6 Healthy Ways Your Teen Can Use Technology

Innovation is always met with the question “how will this change effect the next generation?” Lack of concentration, stifled self-esteem due to a lack of online attention, and irregular sleep patterns are just a few of the negative effects which can occur with overuse of technology. However, not all technology use is bad. There are many instances where technology can actually help your teen to be the best person he or she can be. Here are six ways technology can make a positive impact on your teen when used correctly.

1. Staying Connected with Distant Family Members

In many ways, the Internet has enabled us the ability to stitch our extended families back together and create a loving support system. It’s no secret that many teens and adolescents distance themselves from their parents as they attempt to determine their own sense of self. It can be difficult to influence your child in a positive way when they are struggling to communicate with you. Fluid communication with extended family can create a safe place for your teen to communicate struggles. Encouraging communication, whether through social media or email with the role models within extended family could help your teen feel heard without them feeling as though you are prying into their life.

2. Accessing Information on Almost Any Topic of Interest

Almost every piece of technology has access to information on any subject in which a student may be interested. This access allows young people to quickly expand their web of knowledge and learn new skills that may benefit them in all aspects of life. Of course, this benefit comes with a flipside, as the ability to see almost anything that you could imagine on the Internet—like reducing attention span or stumbling upon information that may be too mature for your child. Use a plugin to remove the noise from around the content, like Reader on mac and Readability on any platform. These two readers can help simulate the type of deep reading a book provides, but with any piece of content. There is also software available that is specifically made to restrict access to certain content and/or track what content your child is viewing online. This can help ensure that when your teen’s imagination runs wild, their search results stay civilized.

3. Feeling Understood and Accepted

Almost any parent of a teen has heard the phrase “you just don’t get me” at least once. And it’s true… to a degree. Adult brains work very differently than teenage brains, because we are wired differently. This can make misunderstandings common, leading many teens to search out someone who better understands them. This type of interaction can prevent feelings of loneliness and isolation from taking over a teen’s life, but could also create a dependence on digital attention. To prevent your teen from becoming too reliant on a digital source for their self-worth, set a good example for moderate and healthy technology use, encourage time spent away from technology and create a comfortable way for your teen to express their frustrations and emotions in-person.

4. Expanding an Understanding of Other Cultures and People

With 40 percent of the world’s population using the Internet, communication is easier than it has ever been before. A video can reach millions in minutes, and an email can cross an ocean in seconds. Being able to see the opposite side of the world and hear people of different cultures can really provide perspective in a teen’s life and how their actions can impact the world around them. An easy way to get your teen involved is to share stories and encourage them to follow international accounts—Facebook, Twitter, Instagram, Pinterest, Flipboard etc.— that provide a positive look into the lives of those with different perspectives. It is important to continue to monitor your teen’s social media activity, to keep them safe from any potential danger near or far.
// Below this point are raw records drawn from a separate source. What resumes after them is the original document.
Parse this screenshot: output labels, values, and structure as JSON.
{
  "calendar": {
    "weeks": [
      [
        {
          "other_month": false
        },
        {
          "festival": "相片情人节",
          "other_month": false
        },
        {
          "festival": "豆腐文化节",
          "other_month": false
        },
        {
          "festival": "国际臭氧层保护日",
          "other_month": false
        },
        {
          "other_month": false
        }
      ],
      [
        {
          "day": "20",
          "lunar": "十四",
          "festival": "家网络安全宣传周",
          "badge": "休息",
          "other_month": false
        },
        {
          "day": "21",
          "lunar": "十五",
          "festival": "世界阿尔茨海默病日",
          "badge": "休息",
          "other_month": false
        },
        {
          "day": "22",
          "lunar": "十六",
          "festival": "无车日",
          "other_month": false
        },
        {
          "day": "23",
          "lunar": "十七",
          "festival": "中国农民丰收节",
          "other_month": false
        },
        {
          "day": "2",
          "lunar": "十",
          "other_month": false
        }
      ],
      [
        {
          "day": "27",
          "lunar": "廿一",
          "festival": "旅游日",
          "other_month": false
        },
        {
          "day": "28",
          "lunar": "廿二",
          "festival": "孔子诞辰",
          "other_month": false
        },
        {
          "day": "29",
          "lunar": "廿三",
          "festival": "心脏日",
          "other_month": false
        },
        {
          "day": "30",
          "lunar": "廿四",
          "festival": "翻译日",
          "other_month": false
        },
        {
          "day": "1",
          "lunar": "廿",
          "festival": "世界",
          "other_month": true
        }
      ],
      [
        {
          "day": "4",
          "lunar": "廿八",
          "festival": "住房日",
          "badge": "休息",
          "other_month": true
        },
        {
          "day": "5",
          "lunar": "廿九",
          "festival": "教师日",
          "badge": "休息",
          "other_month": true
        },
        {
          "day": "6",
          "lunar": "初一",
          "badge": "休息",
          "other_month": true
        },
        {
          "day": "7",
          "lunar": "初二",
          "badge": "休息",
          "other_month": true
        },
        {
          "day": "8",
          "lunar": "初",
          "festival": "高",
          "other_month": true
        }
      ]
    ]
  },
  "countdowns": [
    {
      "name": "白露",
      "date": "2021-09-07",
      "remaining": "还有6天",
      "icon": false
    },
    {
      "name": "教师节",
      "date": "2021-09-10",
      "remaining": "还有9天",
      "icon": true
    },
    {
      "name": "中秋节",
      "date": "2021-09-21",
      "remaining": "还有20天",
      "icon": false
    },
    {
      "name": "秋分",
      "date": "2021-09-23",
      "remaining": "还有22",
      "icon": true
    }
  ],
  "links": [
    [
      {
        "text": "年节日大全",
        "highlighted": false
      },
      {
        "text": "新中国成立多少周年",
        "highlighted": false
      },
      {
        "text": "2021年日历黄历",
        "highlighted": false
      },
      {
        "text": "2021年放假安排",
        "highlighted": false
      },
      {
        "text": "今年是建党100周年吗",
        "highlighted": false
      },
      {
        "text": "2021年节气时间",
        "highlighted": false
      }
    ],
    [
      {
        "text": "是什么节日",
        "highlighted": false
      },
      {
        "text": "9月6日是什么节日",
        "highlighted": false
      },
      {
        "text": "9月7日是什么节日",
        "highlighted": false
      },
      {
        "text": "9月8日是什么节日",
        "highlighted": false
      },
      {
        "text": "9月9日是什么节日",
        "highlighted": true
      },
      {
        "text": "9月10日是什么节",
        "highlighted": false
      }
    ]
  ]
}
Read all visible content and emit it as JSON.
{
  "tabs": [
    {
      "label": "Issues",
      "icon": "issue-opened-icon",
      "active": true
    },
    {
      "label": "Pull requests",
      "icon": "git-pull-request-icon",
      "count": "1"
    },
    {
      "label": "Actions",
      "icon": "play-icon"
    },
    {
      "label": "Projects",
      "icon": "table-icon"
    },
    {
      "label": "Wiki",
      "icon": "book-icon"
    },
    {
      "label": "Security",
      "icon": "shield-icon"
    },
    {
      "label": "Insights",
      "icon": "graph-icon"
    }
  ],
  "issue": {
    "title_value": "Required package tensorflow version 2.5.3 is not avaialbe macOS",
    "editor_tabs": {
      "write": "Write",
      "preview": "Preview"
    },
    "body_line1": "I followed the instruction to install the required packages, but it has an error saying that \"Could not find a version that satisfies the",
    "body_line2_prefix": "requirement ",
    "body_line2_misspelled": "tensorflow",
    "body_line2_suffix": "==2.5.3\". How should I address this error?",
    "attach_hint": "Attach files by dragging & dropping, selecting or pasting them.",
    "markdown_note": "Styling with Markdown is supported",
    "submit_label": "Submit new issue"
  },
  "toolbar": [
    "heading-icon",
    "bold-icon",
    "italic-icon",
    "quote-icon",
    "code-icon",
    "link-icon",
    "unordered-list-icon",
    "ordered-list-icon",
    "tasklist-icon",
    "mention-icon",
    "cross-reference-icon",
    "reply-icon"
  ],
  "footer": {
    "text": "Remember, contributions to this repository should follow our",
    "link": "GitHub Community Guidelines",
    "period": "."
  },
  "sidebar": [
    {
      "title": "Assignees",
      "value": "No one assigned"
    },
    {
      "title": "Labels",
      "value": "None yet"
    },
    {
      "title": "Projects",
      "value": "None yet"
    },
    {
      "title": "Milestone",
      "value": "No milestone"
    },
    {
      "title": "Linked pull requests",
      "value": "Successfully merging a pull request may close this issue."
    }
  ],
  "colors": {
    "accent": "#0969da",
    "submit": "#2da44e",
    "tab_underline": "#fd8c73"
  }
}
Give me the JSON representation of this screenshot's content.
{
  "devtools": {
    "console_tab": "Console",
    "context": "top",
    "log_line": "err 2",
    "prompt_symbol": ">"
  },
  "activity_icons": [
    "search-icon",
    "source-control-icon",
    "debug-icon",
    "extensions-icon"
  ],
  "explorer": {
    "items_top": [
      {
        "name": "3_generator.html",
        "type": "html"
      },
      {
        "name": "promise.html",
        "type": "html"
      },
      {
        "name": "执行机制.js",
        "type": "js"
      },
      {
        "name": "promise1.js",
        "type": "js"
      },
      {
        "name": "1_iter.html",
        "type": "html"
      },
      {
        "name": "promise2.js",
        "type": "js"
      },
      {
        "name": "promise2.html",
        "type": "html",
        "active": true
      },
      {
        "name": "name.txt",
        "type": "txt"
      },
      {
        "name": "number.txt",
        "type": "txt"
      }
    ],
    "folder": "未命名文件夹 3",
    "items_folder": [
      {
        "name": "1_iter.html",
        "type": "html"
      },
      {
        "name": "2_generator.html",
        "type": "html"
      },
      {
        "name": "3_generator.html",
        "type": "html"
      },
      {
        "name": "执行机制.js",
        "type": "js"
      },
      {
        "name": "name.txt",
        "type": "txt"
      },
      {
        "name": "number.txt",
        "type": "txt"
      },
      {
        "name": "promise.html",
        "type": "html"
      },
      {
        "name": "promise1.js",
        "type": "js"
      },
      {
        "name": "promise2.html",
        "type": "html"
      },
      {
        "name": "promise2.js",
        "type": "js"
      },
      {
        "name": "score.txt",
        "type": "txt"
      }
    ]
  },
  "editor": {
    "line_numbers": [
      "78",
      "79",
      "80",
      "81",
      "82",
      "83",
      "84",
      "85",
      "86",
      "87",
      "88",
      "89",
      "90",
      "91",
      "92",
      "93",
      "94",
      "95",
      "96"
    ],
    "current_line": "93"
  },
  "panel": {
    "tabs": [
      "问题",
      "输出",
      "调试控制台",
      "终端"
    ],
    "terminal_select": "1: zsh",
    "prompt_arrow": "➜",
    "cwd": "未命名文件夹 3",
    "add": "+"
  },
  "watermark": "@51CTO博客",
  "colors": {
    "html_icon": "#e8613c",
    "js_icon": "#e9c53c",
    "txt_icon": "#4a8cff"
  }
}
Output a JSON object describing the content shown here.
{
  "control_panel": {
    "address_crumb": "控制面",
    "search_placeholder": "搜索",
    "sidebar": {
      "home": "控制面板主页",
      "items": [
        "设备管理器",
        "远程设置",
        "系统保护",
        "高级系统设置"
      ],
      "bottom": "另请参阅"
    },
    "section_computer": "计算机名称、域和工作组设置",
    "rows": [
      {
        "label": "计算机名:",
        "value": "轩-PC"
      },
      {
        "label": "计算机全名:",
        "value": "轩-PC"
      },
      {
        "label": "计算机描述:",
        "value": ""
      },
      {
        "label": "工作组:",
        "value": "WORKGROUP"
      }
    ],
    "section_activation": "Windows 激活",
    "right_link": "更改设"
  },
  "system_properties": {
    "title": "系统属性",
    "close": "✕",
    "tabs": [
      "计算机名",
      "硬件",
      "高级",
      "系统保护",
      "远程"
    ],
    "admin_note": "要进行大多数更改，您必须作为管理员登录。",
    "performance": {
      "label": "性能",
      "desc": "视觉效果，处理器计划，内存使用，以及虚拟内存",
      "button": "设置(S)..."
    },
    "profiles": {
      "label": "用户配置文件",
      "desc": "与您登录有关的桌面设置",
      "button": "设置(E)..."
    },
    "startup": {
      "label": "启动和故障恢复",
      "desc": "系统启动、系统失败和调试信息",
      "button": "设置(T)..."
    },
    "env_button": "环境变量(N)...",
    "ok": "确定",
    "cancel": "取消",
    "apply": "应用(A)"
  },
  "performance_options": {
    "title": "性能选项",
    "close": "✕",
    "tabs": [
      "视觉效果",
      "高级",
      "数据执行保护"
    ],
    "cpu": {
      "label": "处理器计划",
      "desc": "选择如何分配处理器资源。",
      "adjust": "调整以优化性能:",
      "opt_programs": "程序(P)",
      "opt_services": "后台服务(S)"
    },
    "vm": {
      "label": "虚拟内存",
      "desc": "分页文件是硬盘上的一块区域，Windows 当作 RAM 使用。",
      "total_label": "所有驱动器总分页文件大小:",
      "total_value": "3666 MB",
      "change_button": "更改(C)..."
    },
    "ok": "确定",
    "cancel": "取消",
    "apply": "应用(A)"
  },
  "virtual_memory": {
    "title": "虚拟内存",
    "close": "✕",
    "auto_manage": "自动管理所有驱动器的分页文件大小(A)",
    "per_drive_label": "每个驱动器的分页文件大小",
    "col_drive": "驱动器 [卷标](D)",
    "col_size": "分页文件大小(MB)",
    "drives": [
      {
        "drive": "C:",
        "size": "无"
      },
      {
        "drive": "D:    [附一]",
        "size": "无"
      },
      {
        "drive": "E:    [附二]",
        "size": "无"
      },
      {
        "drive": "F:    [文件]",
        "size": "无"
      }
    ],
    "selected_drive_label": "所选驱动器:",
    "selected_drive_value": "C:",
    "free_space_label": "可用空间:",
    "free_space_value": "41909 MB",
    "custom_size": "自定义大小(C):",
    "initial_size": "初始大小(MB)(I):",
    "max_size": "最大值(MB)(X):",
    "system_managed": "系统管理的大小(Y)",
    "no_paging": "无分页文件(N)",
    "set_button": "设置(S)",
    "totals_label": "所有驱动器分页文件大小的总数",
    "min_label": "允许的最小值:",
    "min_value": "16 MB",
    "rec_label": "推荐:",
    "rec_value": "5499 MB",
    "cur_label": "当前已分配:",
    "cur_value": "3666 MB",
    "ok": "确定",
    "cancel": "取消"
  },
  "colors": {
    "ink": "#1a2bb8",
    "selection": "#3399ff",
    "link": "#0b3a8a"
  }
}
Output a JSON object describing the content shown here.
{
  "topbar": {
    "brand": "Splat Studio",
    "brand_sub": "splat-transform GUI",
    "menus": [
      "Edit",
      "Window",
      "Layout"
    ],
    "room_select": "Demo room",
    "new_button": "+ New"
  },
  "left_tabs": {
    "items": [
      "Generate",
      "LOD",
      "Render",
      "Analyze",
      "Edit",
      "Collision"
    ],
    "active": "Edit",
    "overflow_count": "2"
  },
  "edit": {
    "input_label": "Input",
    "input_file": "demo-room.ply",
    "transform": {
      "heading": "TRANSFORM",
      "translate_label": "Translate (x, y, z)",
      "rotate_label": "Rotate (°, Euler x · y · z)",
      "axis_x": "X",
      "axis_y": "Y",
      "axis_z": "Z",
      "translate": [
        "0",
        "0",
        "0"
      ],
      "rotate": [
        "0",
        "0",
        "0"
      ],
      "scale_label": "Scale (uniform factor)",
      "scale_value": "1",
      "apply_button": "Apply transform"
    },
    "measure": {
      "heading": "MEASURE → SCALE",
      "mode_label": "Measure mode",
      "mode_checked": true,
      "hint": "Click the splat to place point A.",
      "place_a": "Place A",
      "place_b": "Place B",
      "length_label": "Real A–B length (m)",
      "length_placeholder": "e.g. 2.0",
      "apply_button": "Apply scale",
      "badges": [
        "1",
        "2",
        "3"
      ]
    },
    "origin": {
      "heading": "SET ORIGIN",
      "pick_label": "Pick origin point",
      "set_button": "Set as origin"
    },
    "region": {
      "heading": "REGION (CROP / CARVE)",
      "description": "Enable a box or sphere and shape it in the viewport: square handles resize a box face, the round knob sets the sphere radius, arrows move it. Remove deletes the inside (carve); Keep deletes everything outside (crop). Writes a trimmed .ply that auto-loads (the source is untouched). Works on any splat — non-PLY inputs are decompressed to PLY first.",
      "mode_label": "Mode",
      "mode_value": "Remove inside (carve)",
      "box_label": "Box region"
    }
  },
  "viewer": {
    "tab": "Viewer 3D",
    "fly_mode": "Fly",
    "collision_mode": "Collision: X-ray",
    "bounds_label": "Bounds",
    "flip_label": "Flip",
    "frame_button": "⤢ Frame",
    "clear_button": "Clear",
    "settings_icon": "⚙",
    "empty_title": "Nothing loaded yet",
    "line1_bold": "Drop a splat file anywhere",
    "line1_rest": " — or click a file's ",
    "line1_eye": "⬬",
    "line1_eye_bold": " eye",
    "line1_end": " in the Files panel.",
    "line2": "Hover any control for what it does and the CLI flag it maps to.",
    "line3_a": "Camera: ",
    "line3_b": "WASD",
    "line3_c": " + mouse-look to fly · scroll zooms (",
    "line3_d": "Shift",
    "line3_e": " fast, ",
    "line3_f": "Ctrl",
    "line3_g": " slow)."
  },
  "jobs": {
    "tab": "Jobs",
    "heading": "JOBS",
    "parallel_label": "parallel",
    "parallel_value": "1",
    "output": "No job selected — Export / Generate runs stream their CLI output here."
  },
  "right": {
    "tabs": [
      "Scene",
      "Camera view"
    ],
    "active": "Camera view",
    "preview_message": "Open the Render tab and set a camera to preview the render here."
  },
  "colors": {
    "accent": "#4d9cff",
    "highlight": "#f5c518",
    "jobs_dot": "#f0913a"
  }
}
5. Staying Motivated

Technology today is all about making our lives easier. Almost every difficult aspect of our lives has some sort of technological solution. There are tools to track water consumption, monitor physical activity levels, inspire us in the morning and keep us organized throughout the day. If your teen is struggling with staying organized, try a calendar or reminder app to keep them on schedule. If they are becoming distracted with social media while trying to complete homework, look into an app or site that will simply eliminate the distractions. Help your teen to make the most of technology they are already using.

6. Working Smarter, Not Harder

Many researchers have pointed out that reading on a screen is much different than reading a physical book. When a person looks at an article on a screen they immediately try to pick out the most important aspects of the content. On the other hand, when reading a book most spend a great deal of time reading to comprehend the book as a whole. Jim Taylor Ph.D. states “the ubiquitous use of Internet search engines is causing children to become less adept at remembering things and more skilled at remembering where to find things.” This is very effective when doing schoolwork but doesn’t allow the brain to fully commit facts to memory. Taking trips to the library in free time will inspire your teen to explore other ways to learn. Creating a no-screen rule for the last hour before bed will not only inspire your teen to explore reading actual books, but also improve their quality of sleep as well.

The moral of story is echoed over and over again—Too much of anything is usually not a good thing. Mixing in a variety of activities is key to raising a well-rounded adult. It may be hard to gauge if your child is using technology in a way that is beneficial to their well-being, but these tools can help you make sure they are not overusing technology. If you think your teen is addicted to technology, Pacific Quest has written a guide to help you understand and identify the signs and how you can help. Download our free guide here.

Download Guide

Leave a Reply

Your email address will not be published. Required fields are marked *